ROLLING MEADOWS, Ill.--(BUSINESS WIRE)--Close to two-thirds (63%) of global IT professionals oppose giving governments backdoor access to encrypted information systems, and similar numbers (59%) feel that privacy is being compromised in an effort to implement stronger cybersecurity laws. The survey by global IT and cybersecurity association ISACA of 2,920 members in 121 countries also reveals marked skepticism about the likelihood of organizations sharing data breach information voluntarily as called for by the recently passed U.S. Cybersecurity Information Sharing Act of 2015.
ISACA’s January 2016 Cybersecurity Snapshot shows mixed attitudes toward sharing information after a data breach. Eighty-three percent of those polled favor regulation requiring companies to notify customers within 30 days of the discovery of a data breach – a 10-point increase in little more than a year. Nearly three-quarters (72%) of US respondents say they are in favor of the U.S. Cybersecurity Information Sharing Act of 2015, which encourages cyberthreat information sharing between the government and the private sector. Yet, only 46% believe their own organization would do so voluntarily if it experiences a data breach.
“The Cybersecurity Snapshot shows that the professionals on the front lines of the cyberthreat battle recognize the value of information-sharing among consumers, businesses and government, but also know the challenges associated with doing so,” said Christos Dimitriadis, Ph.D., CISA, CISM, CRISC, international president of ISACA and group director of information security at INTRALOT. “Cybersecurity has become a high-stakes, boardroom-level issue that can have crippling consequences for any C-suite executive who lacks knowledge about the issues and risks. Strong public-private collaboration and ongoing knowledge-sharing are needed to safeguard our organizations from cybercriminals.”
Top Three Threats for 2016
The three threats that global IT and security professionals are most concerned about for their organization this year are:
- Social engineering (52%)
- Insider threats (40%)
- Advanced persistent threats (APT) (39%)
These items outranked options frequently associated with cyberattacks, including malware, unpatched systems and distributed denial-of-service attacks.
Cyber Skills Gap Still a Big Problem
According to the findings, the cybersecurity skills gap continues to pose a significant obstacle to organizations seeking to expand their cyber workforce. Close to half (45%) of those surveyed worldwide report that they are hiring more cybersecurity professionals in 2016, yet fully 94% of those hiring say it will be difficult to find skilled candidates.
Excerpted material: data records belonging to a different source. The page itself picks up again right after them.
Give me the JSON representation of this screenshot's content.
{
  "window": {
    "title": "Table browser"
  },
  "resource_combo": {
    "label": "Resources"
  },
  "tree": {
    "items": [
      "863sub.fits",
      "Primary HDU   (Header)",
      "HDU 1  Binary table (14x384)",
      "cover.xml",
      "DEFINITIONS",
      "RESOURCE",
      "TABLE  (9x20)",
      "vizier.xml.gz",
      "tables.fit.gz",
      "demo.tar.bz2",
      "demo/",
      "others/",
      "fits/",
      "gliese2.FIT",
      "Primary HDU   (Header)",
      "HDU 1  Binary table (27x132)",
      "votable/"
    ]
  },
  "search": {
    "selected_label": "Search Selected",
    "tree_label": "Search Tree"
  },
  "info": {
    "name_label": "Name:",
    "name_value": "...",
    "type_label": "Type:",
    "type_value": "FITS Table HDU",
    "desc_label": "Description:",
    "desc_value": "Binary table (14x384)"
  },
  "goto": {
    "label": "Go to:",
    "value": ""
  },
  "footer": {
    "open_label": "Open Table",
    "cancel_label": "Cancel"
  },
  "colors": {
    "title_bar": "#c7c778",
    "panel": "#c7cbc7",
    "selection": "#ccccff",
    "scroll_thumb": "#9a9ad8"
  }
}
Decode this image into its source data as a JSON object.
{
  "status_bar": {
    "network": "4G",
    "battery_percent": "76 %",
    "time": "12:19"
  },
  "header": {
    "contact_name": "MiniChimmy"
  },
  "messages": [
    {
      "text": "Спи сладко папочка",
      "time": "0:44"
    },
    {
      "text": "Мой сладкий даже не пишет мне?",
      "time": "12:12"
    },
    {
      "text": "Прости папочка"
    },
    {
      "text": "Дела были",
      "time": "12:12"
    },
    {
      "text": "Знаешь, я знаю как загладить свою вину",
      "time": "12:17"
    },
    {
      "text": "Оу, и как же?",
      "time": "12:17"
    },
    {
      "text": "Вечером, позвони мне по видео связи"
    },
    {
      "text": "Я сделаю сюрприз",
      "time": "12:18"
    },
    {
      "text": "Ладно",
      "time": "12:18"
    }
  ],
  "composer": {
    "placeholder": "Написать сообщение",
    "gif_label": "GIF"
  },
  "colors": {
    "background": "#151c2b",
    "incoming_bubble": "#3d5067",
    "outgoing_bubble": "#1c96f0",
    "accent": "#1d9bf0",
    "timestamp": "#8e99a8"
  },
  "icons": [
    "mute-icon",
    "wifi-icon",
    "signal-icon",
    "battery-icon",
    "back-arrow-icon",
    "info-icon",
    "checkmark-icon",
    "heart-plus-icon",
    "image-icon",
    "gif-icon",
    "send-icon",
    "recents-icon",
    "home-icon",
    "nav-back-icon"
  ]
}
Identifying who has adequate skills and knowledge will also be difficult, say more than six in 10 survey participants.
“The aggressive increase in cyberattacks worldwide is feeding a growing chasm between demand and supply in the cybersecurity talent wars. It is also shedding light on a critical problem in our industry: identifying job candidates who are truly qualified to safeguard corporate assets in a landscape that is highly complex and constantly evolving,” said Eddie Schwartz, CISA, CISM, CISSP-ISSEP, PMP, international vice president of ISACA and president and COO of WhiteOps.
ISACA was the first to combine skills-based vendor-neutral cybersecurity training with performance-based exams and certifications to address the cyber talent shortage with the launch the CSX Practitioner certification in August 2015.
New Report Added to Cybersecurity Legislation Watch
To help organizations understand the implications of the new U.S. legislation, ISACA today added a new report to its Cybersecurity Legislation Watch center, part of Cybersecurity Nexus (CSX). The report, US Enacts Cybersecurity Information Sharing Legislation, analyzes the Cybersecurity Act of 2015 (P. L. 114-113), which was recently passed by the US Congress and signed by President Barack Obama. The report includes a look at the background of the act, its expected impact on business and criticisms from privacy advocates. To view the special report, visit www.isaca.org/cybersecurity-legislation.
ISACA launched Cybersecurity Nexus (CSX) in 2014 to help address a growing worldwide cybersecurity skills crisis. CSX is a central location of cybersecurity research, guidance, certificates and certifications, education, mentoring and community. ISACA recently introduced skills-based training with performance-based exams and CSX certifications to help professionals build and evolve their careers in cybersecurity. Last year marked the successful debut to a sold-out crowd of the North America CSX 2015 Conference, dedicated specifically to cybersecurity. In 2016 ISACA is expanding the cybersecurity event to Europe and Asia.
ISACA (www.isaca.org) helps global professionals lead, adapt and assure trust in an evolving digital world by offering innovative and world-class knowledge, standards, networking, credentialing and career development. Established in 1969, ISACA is a global nonprofit association of 140,000 professionals in 180 countries. ISACA offers the Cybersecurity Nexus (CSX) and COBIT, a business framework to govern enterprise technology.